As part of his investigation of Weiner’s communications with a 15-year-old girl, Robertson was searching the laptop computer when he discovered about 600,000 emails from Abedin, including many directed to or coming from Clinton. Weiner was later convicted on charges of transmitting sexual material to a minor but at the time of Robertson’s investigation in September 2016, the discovery of the Clinton emails set off a tense and confusing period of silence from the agent’s supervisors, which alarmed him.
“The crickets I was hearing was really making me uncomfortable because something was going to come down,” Robertson reportedly told internal investigators later, according to the book.
Former FBI Director James Comey had closed the investigation into Clinton’s email server in July with no criminal charges, but it would be reopened on October 28, days before the 2016 election, after Robertson’s concerns ended up being related to the US Attorney’s office.
The FBI had seized Weiner’s computer over the sexting allegations, and Robertson was tasked with investigating its contents for related material. Though he found Abedin’s emails with Clinton, he was unable to investigate them further because of the limits of the warrant issued. So he alerted his supervisors and waited, but nothing happened.
“Why isn’t anybody here? Like if I’m the supervisor of any (counterintelligence) squad … and I hear about this, I’m getting on with headquarters and saying ”hey some agent working child porn here may have (Hillary Clinton) emails. Get your a– on the phone, call (the case agent) and get a copy of that drive,’ because that’s how it should be,” he said, according to the book excerpt.

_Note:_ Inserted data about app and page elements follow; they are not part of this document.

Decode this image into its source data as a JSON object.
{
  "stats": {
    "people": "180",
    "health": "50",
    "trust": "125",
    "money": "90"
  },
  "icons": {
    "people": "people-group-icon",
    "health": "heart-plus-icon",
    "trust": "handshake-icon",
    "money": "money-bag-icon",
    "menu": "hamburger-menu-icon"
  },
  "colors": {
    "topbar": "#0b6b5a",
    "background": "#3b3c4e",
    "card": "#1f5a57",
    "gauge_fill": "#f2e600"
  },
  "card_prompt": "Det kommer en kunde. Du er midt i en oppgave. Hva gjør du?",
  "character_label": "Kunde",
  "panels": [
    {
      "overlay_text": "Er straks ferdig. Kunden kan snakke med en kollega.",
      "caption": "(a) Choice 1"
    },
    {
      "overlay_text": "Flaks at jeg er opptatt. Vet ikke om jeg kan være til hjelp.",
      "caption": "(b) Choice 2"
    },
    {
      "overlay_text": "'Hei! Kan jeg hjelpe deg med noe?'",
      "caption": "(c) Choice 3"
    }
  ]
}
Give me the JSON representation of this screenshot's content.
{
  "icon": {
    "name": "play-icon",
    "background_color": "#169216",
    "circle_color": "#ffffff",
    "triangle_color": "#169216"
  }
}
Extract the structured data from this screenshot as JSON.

“And that nobody reached out to me within, like, that night, I still to this day don’t understand what the hell went wrong,” Robertson added.

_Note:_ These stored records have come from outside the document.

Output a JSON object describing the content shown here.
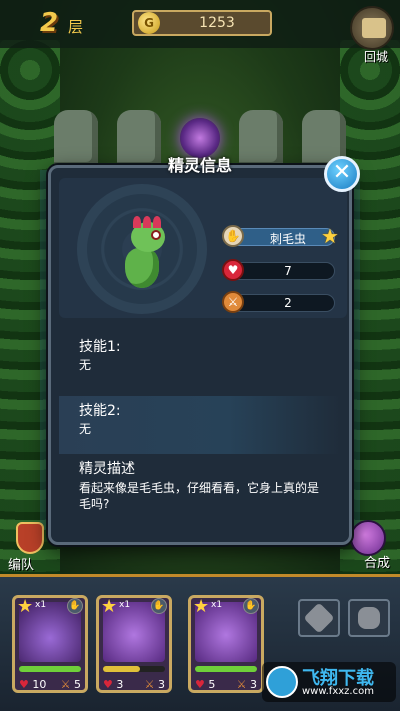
{
  "hud": {
    "floor_number": "2",
    "floor_label": "层",
    "coins": "1253",
    "coin_icon": "coin-icon",
    "return_label": "回城",
    "team_label": "编队",
    "merge_label": "合成"
  },
  "modal": {
    "title": "精灵信息",
    "close_glyph": "✕",
    "name": "刺毛虫",
    "hp": "7",
    "attack": "2",
    "skill1_title": "技能1:",
    "skill1_value": "无",
    "skill2_title": "技能2:",
    "skill2_value": "无",
    "desc_title": "精灵描述",
    "desc_text": "看起来像是毛毛虫，仔细看看，它身上真的是毛吗?"
  },
  "cards": [
    {
      "mult": "x1",
      "hp": "10",
      "atk": "5",
      "bar_pct": 100
    },
    {
      "mult": "x1",
      "hp": "3",
      "atk": "3",
      "bar_pct": 60
    },
    {
      "mult": "x1",
      "hp": "5",
      "atk": "3",
      "bar_pct": 100
    }
  ],
  "watermark": {
    "t1": "飞翔下载",
    "t2": "www.fxxz.com"
  },
  "colors": {
    "accent_gold": "#c9a961",
    "close_blue": "#1a7cc2",
    "hp_red": "#d9263a"
  }
}
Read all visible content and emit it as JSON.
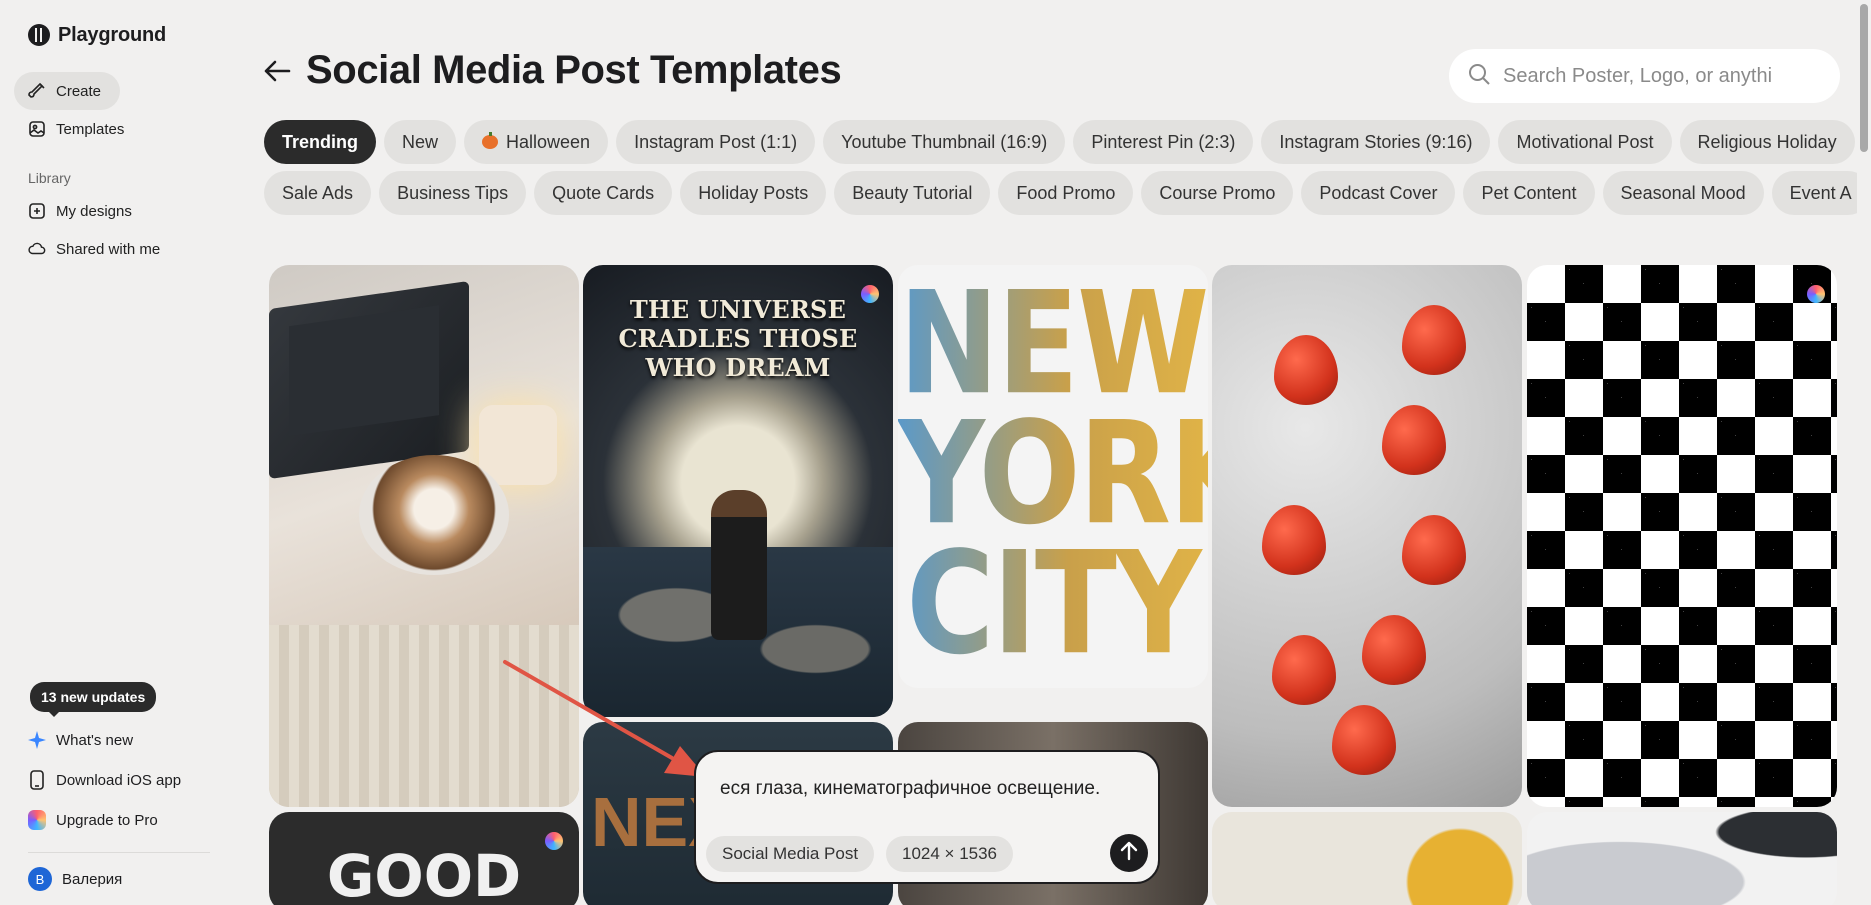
{
  "brand": {
    "name": "Playground"
  },
  "sidebar": {
    "create_label": "Create",
    "templates_label": "Templates",
    "library_label": "Library",
    "my_designs_label": "My designs",
    "shared_label": "Shared with me",
    "updates_badge": "13 new updates",
    "whats_new_label": "What's new",
    "ios_label": "Download iOS app",
    "upgrade_label": "Upgrade to Pro",
    "user": {
      "initial": "B",
      "name": "Валерия"
    }
  },
  "header": {
    "title": "Social Media Post Templates"
  },
  "search": {
    "placeholder": "Search Poster, Logo, or anythi"
  },
  "chips_row1": [
    "Trending",
    "New",
    "Halloween",
    "Instagram Post (1:1)",
    "Youtube Thumbnail (16:9)",
    "Pinterest Pin (2:3)",
    "Instagram Stories (9:16)",
    "Motivational Post",
    "Religious Holiday"
  ],
  "chips_row2": [
    "Sale Ads",
    "Business Tips",
    "Quote Cards",
    "Holiday Posts",
    "Beauty Tutorial",
    "Food Promo",
    "Course Promo",
    "Podcast Cover",
    "Pet Content",
    "Seasonal Mood",
    "Event A"
  ],
  "active_chip": "Trending",
  "cards": {
    "universe_title": "THE UNIVERSE CRADLES THOSE WHO DREAM",
    "ny_line1": "NEW",
    "ny_line2": "YORK",
    "ny_line3": "CITY",
    "good_text": "GOOD",
    "next_text": "NEX"
  },
  "prompt": {
    "text": "еся глаза, кинематографичное освещение.",
    "tag_type": "Social Media Post",
    "tag_size": "1024 × 1536"
  },
  "colors": {
    "accent_dark": "#2b2b2b",
    "arrow_red": "#e05545",
    "avatar_blue": "#1e66d6"
  }
}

The book recounts that Robertson hoped prosecutors in Weiner’s case, Amanda Kramer and Stephanie Lake at the office of the US Attorney for the Southern District of New York, could “kick some of these lazy FBI folks in the butt and get them moving.”
He reportedly told Kramer directly on October 19 that he was “a little scared” as he had heard nothing back about his find and Comey had testified that the FBI had just 30,000 of Clinton’s emails, which was no longer true.
“I don’t care who wins this election, but this is going to make us look really, really horrible,” Robertson said.
According to “October Surprise,” the investigator had “told his bosses about the Clinton emails weeks ago. Nothing had happened.”
“Or rather, the only thing that had happened was his boss had instructed Robertson to erase his computer work station,” the book revealed. “Ostensibly, that was to ensure there was no classified material on it. But it also meant there was no record of what Robertson had done, or had not done, with the laptop information. He was starting to feel like he was going to be made a scapegoat, and he was freaking out. He had already talked to a lawyer.”
Robertson decided to email himself with details of the situation “should someone come looking.”
“I have very deep misgivings about the institutional response of the FBI to the congressional investigation into the Hillary Clinton email matter,” he wrote.
“However, I am not an institutional representative of the FBI. I do not have the authority (or competence, I suppose) to make determinations of this nature,” he added. “Put simply: I don’t believe the handling of the material I have by the FBI is ethically or morally right.”
After a reported intervention by the US Attorney’s office in New York, a week later and just days before the election, Comey informed Congress about the additional messages and that he was reopening the investigation of Clinton’s emails.
That investigation was closed again on November 6, but by then, as Clinton has maintained, the claims had cost her the election.